▶ **Problem details**
Scan the records below and copy every line that contains the string "glyph".

▶ **Source material**
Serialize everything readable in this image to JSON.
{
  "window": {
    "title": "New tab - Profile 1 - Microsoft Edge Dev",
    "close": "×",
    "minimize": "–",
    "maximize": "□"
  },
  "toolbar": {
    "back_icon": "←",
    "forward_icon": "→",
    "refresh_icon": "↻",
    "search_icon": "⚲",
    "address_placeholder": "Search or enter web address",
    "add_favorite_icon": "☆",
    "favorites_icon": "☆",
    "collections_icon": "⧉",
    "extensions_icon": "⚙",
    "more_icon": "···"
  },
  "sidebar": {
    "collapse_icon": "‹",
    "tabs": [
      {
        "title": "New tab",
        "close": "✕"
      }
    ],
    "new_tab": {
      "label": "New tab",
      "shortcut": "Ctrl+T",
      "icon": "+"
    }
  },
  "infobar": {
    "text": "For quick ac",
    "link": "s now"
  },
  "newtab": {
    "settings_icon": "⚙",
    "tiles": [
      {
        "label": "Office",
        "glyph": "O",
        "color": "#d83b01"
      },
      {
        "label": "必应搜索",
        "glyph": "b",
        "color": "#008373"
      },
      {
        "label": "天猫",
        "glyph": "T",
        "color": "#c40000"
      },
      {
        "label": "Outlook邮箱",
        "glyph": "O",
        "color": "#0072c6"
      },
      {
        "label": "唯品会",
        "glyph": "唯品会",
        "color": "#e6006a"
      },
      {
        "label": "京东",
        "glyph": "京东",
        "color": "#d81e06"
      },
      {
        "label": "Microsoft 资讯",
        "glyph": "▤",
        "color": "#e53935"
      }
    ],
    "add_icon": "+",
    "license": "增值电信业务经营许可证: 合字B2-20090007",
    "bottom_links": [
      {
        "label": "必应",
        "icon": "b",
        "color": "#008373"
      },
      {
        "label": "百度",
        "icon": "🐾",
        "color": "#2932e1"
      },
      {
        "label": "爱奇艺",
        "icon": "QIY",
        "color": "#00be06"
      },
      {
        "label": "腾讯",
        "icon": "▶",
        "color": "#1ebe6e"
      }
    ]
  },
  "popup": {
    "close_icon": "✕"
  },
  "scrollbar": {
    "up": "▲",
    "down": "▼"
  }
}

▶ **Solution to the problem**
        "glyph": "O",
        "glyph": "b",
        "glyph": "T",
        "glyph": "O",
        "glyph": "唯品会",
        "glyph": "京东",
        "glyph": "▤",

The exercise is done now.